ASSIGNMENT — Reprint the entries without altering anything.

DATA FOR THIS EXERCISE —
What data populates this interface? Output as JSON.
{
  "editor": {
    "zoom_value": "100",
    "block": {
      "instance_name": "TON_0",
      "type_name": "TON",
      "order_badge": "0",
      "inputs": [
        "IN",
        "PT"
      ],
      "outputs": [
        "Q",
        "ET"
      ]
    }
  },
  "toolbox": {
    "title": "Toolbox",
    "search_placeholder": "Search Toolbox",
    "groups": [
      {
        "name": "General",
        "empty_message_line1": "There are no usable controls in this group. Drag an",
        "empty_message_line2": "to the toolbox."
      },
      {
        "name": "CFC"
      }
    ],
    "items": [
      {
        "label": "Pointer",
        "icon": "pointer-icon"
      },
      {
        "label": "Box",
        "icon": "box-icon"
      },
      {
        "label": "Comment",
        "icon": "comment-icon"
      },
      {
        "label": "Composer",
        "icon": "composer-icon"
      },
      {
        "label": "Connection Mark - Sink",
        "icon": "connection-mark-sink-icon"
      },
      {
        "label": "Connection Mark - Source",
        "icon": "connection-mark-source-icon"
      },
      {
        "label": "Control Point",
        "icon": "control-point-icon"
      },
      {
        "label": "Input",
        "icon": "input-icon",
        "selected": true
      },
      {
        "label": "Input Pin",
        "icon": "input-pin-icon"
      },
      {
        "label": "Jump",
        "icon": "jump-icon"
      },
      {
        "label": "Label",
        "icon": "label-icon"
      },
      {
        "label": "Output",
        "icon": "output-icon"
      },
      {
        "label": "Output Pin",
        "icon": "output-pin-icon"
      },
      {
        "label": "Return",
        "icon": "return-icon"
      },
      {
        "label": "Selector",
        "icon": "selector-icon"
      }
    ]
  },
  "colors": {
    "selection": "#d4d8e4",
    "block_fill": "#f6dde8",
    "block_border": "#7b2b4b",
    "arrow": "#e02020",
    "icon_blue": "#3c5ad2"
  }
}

FINISHED EXERCISE —
What data populates this interface? Output as JSON.
{
  "editor": {
    "zoom_value": "100",
    "block": {
      "instance_name": "TON_0",
      "type_name": "TON",
      "order_badge": "0",
      "inputs": [
        "IN",
        "PT"
      ],
      "outputs": [
        "Q",
        "ET"
      ]
    }
  },
  "toolbox": {
    "title": "Toolbox",
    "search_placeholder": "Search Toolbox",
    "groups": [
      {
        "name": "General",
        "empty_message_line1": "There are no usable controls in this group. Drag an",
        "empty_message_line2": "to the toolbox."
      },
      {
        "name": "CFC"
      }
    ],
    "items": [
      {
        "label": "Pointer",
        "icon": "pointer-icon"
      },
      {
        "label": "Box",
        "icon": "box-icon"
      },
      {
        "label": "Comment",
        "icon": "comment-icon"
      },
      {
        "label": "Composer",
        "icon": "composer-icon"
      },
      {
        "label": "Connection Mark - Sink",
        "icon": "connection-mark-sink-icon"
      },
      {
        "label": "Connection Mark - Source",
        "icon": "connection-mark-source-icon"
      },
      {
        "label": "Control Point",
        "icon": "control-point-icon"
      },
      {
        "label": "Input",
        "icon": "input-icon",
        "selected": true
      },
      {
        "label": "Input Pin",
        "icon": "input-pin-icon"
      },
      {
        "label": "Jump",
        "icon": "jump-icon"
      },
      {
        "label": "Label",
        "icon": "label-icon"
      },
      {
        "label": "Output",
        "icon": "output-icon"
      },
      {
        "label": "Output Pin",
        "icon": "output-pin-icon"
      },
      {
        "label": "Return",
        "icon": "return-icon"
      },
      {
        "label": "Selector",
        "icon": "selector-icon"
      }
    ]
  },
  "colors": {
    "selection": "#d4d8e4",
    "block_fill": "#f6dde8",
    "block_border": "#7b2b4b",
    "arrow": "#e02020",
    "icon_blue": "#3c5ad2"
  }
}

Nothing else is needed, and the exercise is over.